I did a degree in Global Film & Media and originally started out in broadcast editing.. back when they still worked on tapes?!?! I’ve always loved film and that’s where my love still lies (LOTR till I die) but I realised so very quickly that I in fact, was not a creative. I have all of the interest but none of the imagination to conceptualise an idea so I found my role in facilitating the creative industry quite early on. My creativity these days comes out in my clothes I’d say, I do dabble in the odd ceramic making and I have a million plants.

If you could fix one thing about the industry, what would it be and why?

Access ! There’s a huge barrier for a lot of younger people in the UK to access the creative industry and more so than that, it’s not even really an option to consider for a lot of people which I’d love to see change. The change needed requires huge shifts in attitude and focus which isn’t an easy thing to do industry wide but it’s an essential one.

What advice would you give to people who don’t know how to get into the industry without any connections?

Get in touch, more and more companies are doing drop in sessions and opening up opportunities just to chat so I’d start there.
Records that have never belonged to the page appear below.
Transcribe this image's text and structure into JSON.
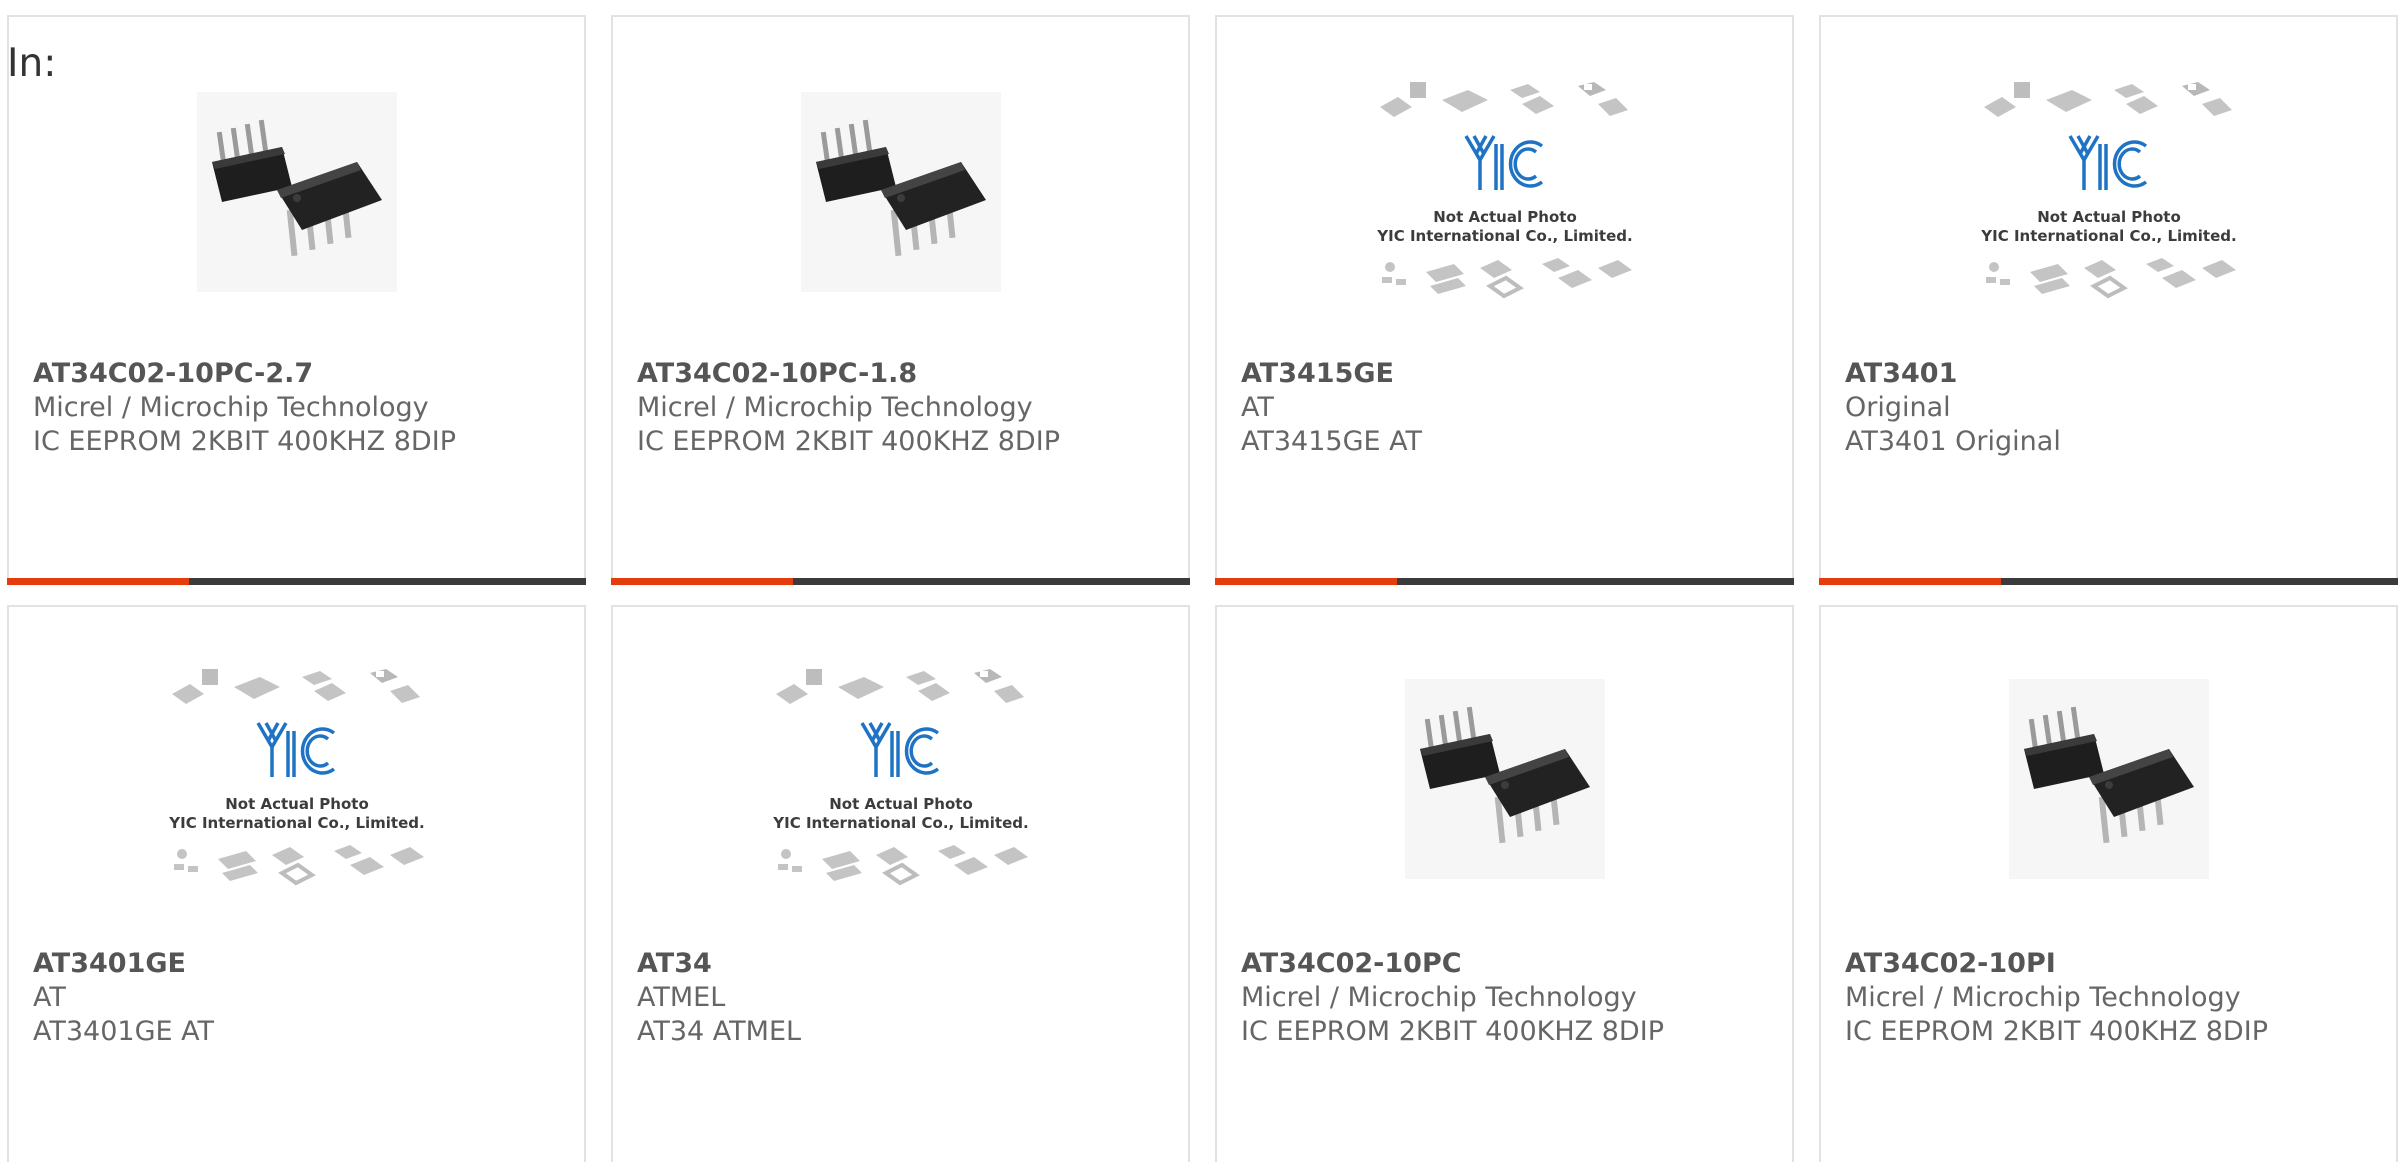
{
  "page": {
    "in_label": "In:"
  },
  "placeholder_text": {
    "line1": "Not Actual Photo",
    "line2": "YIC International Co., Limited."
  },
  "accent_color": "#e53c0e",
  "bar_color": "#3b3b3b",
  "logo_color": "#1f73c4",
  "products": [
    {
      "part": "AT34C02-10PC-2.7",
      "manufacturer": "Micrel / Microchip Technology",
      "description": "IC EEPROM 2KBIT 400KHZ 8DIP",
      "image": "dip8-chip-photo"
    },
    {
      "part": "AT34C02-10PC-1.8",
      "manufacturer": "Micrel / Microchip Technology",
      "description": "IC EEPROM 2KBIT 400KHZ 8DIP",
      "image": "dip8-chip-photo"
    },
    {
      "part": "AT3415GE",
      "manufacturer": "AT",
      "description": "AT3415GE AT",
      "image": "yic-placeholder"
    },
    {
      "part": "AT3401",
      "manufacturer": "Original",
      "description": "AT3401 Original",
      "image": "yic-placeholder"
    },
    {
      "part": "AT3401GE",
      "manufacturer": "AT",
      "description": "AT3401GE AT",
      "image": "yic-placeholder"
    },
    {
      "part": "AT34",
      "manufacturer": "ATMEL",
      "description": "AT34 ATMEL",
      "image": "yic-placeholder"
    },
    {
      "part": "AT34C02-10PC",
      "manufacturer": "Micrel / Microchip Technology",
      "description": "IC EEPROM 2KBIT 400KHZ 8DIP",
      "image": "dip8-chip-photo"
    },
    {
      "part": "AT34C02-10PI",
      "manufacturer": "Micrel / Microchip Technology",
      "description": "IC EEPROM 2KBIT 400KHZ 8DIP",
      "image": "dip8-chip-photo"
    }
  ]
}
As I said earlier though, access is still very much an issue so this is all and only if you have the means to do so.

If you don’t have the immediate means to do this yourself, speak to your school or college and ask them what initiatives or careers programmes they have in place. Use the resources around you as much as you can !

Your top 3 favourite Podcasts/Books? 

At the moment my podcasts are: Chattabix / Closet Confessions / The Infinite Monkey Cage

Favourite books: No Time for Goodbye (oldddd Linwood Barclay) / Natives (Akala) & I’m just starting Invisible Women by Caroline Criado Perez

Any artists and/ or exhibitions worth looking up at the moment?

I’m hoping to get to see Dear Earth at the Hayward Gallery which is a bit of me, exploring our emotional and spiritual connection to the environment.

What do you enjoy doing when you are not working?

I’m a big homebody outside of work, getting my money’s worth out of my rent?!

What’s the best advice you were ever given? Who was it from?

I hope he doesn’t read this or I’ll be forever reminded of it, but my Dad told me a long time ago to believe in myself and trust my instincts. A simple bit of advice, but some that has stood me in really good stead when coming face on with sensitive issues.

Also…what’s for you won’t pass you by, I think that was my Dad too!

Megan Armstrong

Head of Culture & Systems